[[ Data shown, beginning ]]

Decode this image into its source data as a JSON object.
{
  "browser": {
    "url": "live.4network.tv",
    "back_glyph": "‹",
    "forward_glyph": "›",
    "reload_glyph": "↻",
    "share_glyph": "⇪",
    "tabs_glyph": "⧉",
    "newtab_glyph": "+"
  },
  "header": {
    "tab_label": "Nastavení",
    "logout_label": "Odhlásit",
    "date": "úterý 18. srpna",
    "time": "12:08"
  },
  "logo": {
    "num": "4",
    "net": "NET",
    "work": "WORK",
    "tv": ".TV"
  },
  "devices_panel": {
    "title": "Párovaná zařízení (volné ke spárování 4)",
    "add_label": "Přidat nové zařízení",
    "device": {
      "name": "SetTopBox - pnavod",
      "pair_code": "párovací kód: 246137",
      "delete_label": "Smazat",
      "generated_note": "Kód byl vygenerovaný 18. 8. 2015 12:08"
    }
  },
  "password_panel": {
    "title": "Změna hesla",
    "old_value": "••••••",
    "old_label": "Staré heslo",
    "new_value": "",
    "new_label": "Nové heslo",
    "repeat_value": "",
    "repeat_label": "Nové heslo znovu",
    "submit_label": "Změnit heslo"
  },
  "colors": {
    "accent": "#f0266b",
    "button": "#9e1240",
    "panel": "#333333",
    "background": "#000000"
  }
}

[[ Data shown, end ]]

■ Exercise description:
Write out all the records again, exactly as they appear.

■ Result for this task:
Decode this image into its source data as a JSON object.
{
  "browser": {
    "url": "live.4network.tv",
    "back_glyph": "‹",
    "forward_glyph": "›",
    "reload_glyph": "↻",
    "share_glyph": "⇪",
    "tabs_glyph": "⧉",
    "newtab_glyph": "+"
  },
  "header": {
    "tab_label": "Nastavení",
    "logout_label": "Odhlásit",
    "date": "úterý 18. srpna",
    "time": "12:08"
  },
  "logo": {
    "num": "4",
    "net": "NET",
    "work": "WORK",
    "tv": ".TV"
  },
  "devices_panel": {
    "title": "Párovaná zařízení (volné ke spárování 4)",
    "add_label": "Přidat nové zařízení",
    "device": {
      "name": "SetTopBox - pnavod",
      "pair_code": "párovací kód: 246137",
      "delete_label": "Smazat",
      "generated_note": "Kód byl vygenerovaný 18. 8. 2015 12:08"
    }
  },
  "password_panel": {
    "title": "Změna hesla",
    "old_value": "••••••",
    "old_label": "Staré heslo",
    "new_value": "",
    "new_label": "Nové heslo",
    "repeat_value": "",
    "repeat_label": "Nové heslo znovu",
    "submit_label": "Změnit heslo"
  },
  "colors": {
    "accent": "#f0266b",
    "button": "#9e1240",
    "panel": "#333333",
    "background": "#000000"
  }
}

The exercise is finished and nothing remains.